If you’ve got a child going off to college in the fall, you’re hoping that their only interaction with campus security officers will be when they need directions as they bike across campus. However, maybe your child has a history of getting into some minor trouble and you’re afraid they may not always make the best decisions with their newfound freedom. Even kids who have never even faced detention in high school can end up in the wrong place at the wrong time with the wrong people in college.
It’s important for college students to recognize that the people whose job it is to protect those on and around a college or university have authority and should be treated with the same respect as any law enforcement officer. That doesn’t mean students don’t have rights, of course. They have the same constitutional rights as anyone else.
Where some students make things worse for themselves, however, is treating campus security personnel like people who have no authority. That can be a big mistake. No matter which college or university your child is attending – here in Virginia or anywhere in the country – it’s a good idea to find out just what kind of security force they have.
Some schools have their own police departments
James Madison University (JMU), here in Harrisburg, for example, has its own police department with officers who have “comprehensive arrest powers.” Their jurisdiction includes not just the campus, but off-campus property owned, leased or otherwise controlled by JMU.
Even a college that doesn’t have its own police force has security personnel who work closely with local law enforcement as needed. Therefore, you ignore or antagonize a security officer at your own risk.
Students can face disciplinary action by their school independent of criminal charges
College students, as we noted, have the same constitutional rights as other people if they’re being investigated, interrogated or under arrest. However, whether they face legal consequences for alleged actions or not, they may still face disciplinary action by their school that could cost them their scholarships or other financial aid and even get them expelled.

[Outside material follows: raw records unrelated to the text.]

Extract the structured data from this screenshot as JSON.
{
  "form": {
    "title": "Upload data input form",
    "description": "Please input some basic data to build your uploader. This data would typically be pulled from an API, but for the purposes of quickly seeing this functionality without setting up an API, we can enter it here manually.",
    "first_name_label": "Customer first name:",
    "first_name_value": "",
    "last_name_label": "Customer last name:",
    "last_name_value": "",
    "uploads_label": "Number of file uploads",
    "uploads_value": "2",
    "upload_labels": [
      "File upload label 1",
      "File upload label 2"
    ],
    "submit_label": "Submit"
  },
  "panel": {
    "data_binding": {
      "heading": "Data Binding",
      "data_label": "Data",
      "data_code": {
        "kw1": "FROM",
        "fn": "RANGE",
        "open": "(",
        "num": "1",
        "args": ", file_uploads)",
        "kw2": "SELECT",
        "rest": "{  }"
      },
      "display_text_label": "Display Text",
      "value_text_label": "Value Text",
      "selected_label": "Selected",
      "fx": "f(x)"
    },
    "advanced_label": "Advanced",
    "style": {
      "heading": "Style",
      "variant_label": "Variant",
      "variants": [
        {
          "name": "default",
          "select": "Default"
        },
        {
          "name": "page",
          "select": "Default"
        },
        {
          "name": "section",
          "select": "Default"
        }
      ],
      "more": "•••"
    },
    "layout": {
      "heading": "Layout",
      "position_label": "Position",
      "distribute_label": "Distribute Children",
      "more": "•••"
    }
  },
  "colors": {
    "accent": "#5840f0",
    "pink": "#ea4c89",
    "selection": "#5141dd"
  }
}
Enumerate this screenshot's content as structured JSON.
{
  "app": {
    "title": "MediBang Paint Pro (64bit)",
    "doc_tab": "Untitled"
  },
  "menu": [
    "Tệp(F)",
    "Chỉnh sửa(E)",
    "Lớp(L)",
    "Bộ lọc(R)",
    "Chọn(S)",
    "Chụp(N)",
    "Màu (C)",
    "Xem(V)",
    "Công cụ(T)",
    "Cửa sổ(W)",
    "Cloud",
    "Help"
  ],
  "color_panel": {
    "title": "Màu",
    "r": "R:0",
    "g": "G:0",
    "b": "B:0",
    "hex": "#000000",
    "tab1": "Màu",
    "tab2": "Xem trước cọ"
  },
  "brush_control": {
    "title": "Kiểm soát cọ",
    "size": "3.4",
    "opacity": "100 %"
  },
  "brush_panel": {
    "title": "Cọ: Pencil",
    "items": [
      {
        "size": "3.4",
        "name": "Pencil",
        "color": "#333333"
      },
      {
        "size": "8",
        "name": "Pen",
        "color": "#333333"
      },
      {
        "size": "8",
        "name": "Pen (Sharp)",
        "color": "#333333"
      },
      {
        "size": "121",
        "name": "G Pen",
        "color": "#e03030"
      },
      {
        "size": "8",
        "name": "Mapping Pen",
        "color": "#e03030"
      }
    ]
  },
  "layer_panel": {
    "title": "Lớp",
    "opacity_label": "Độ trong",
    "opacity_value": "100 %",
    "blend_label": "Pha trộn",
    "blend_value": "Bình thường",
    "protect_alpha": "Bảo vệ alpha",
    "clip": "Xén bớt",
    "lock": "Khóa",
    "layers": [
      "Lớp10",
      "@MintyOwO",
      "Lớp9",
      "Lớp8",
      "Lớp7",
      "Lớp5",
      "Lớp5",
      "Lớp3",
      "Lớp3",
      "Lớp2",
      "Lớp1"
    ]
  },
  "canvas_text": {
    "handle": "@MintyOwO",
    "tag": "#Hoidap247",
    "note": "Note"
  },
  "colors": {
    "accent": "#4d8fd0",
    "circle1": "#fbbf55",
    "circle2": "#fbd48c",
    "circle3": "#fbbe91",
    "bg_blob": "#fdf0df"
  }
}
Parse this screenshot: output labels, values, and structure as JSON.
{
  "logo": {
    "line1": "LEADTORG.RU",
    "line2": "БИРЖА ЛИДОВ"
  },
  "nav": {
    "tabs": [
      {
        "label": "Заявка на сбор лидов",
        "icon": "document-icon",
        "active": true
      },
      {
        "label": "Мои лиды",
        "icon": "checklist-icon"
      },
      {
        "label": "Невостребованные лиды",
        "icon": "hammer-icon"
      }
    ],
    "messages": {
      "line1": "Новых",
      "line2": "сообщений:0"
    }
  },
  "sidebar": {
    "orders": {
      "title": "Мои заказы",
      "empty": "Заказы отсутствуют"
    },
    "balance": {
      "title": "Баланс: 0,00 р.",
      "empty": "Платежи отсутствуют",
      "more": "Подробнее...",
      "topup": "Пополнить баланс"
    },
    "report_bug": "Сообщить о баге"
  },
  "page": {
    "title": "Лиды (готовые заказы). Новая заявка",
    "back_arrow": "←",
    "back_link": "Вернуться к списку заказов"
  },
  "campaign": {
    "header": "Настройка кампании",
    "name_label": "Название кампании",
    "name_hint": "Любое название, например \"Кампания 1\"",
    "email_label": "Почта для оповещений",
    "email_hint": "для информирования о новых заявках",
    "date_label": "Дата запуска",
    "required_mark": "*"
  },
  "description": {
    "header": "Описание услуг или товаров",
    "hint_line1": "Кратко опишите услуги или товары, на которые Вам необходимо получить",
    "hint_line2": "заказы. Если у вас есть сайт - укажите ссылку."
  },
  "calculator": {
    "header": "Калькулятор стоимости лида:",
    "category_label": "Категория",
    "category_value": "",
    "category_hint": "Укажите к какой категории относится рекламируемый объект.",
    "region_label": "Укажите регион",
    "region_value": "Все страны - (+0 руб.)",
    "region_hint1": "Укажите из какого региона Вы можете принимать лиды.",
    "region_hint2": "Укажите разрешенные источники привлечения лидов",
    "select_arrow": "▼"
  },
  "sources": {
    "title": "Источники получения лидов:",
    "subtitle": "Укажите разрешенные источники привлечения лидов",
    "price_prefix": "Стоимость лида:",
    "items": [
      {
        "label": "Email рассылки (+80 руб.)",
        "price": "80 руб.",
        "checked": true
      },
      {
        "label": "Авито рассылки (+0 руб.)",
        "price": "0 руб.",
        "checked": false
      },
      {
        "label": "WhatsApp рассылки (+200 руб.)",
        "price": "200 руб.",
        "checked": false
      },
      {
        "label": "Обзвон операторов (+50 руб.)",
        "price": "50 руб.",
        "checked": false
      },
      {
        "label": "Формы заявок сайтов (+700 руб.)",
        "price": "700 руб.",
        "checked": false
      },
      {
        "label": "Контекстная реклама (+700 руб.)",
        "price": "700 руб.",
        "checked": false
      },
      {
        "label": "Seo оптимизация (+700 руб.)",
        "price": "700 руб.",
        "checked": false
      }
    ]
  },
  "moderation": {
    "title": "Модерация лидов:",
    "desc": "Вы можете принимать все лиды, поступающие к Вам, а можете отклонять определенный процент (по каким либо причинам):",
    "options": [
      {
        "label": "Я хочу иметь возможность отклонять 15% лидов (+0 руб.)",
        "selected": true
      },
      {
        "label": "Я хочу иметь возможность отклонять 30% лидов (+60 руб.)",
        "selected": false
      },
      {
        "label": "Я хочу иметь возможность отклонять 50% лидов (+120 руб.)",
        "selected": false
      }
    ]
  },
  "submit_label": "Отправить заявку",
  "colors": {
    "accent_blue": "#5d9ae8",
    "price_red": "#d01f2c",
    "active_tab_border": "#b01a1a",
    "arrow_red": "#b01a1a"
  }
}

If your child is facing criminal charges, it’s crucial that they – and you – take them seriously. Having legal guidance can help protect their rights and mitigate the consequences.